[Interface dataset entries]
--------------------------------

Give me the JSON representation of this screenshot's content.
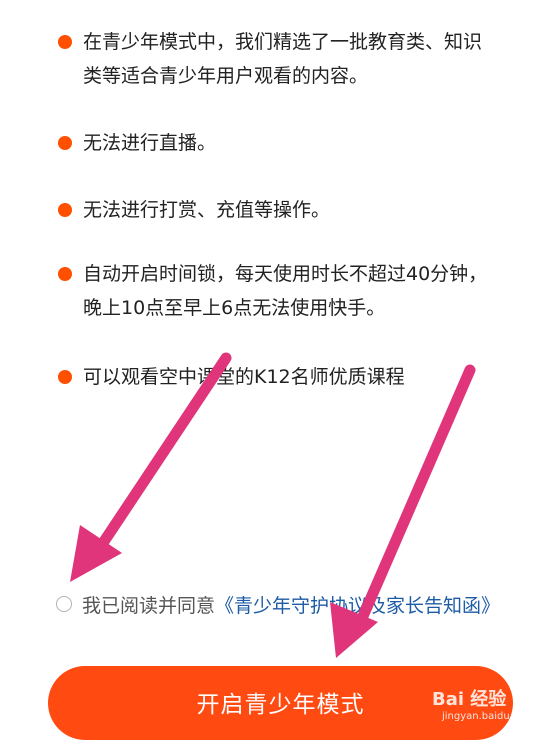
{
  "bullets": [
    {
      "text": "在青少年模式中，我们精选了一批教育类、知识类等适合青少年用户观看的内容。"
    },
    {
      "text": "无法进行直播。"
    },
    {
      "text": "无法进行打赏、充值等操作。"
    },
    {
      "text": "自动开启时间锁，每天使用时长不超过40分钟，晚上10点至早上6点无法使用快手。"
    },
    {
      "text": "可以观看空中课堂的K12名师优质课程"
    }
  ],
  "consent": {
    "prefix": "我已阅读并同意",
    "link": "《青少年守护协议及家长告知函》"
  },
  "cta": {
    "label": "开启青少年模式"
  },
  "watermark": {
    "logo": "Bai 经验",
    "sub": "jingyan.baidu.com"
  },
  "colors": {
    "accent": "#ff4a12",
    "bullet": "#ff5000",
    "link": "#1d5ba6",
    "arrow": "#e0357a"
  }
}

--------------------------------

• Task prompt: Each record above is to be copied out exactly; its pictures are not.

• Solution to this problem:
Give me the JSON representation of this screenshot's content.
{
  "bullets": [
    {
      "text": "在青少年模式中，我们精选了一批教育类、知识类等适合青少年用户观看的内容。"
    },
    {
      "text": "无法进行直播。"
    },
    {
      "text": "无法进行打赏、充值等操作。"
    },
    {
      "text": "自动开启时间锁，每天使用时长不超过40分钟，晚上10点至早上6点无法使用快手。"
    },
    {
      "text": "可以观看空中课堂的K12名师优质课程"
    }
  ],
  "consent": {
    "prefix": "我已阅读并同意",
    "link": "《青少年守护协议及家长告知函》"
  },
  "cta": {
    "label": "开启青少年模式"
  },
  "watermark": {
    "logo": "Bai 经验",
    "sub": "jingyan.baidu.com"
  },
  "colors": {
    "accent": "#ff4a12",
    "bullet": "#ff5000",
    "link": "#1d5ba6",
    "arrow": "#e0357a"
  }
}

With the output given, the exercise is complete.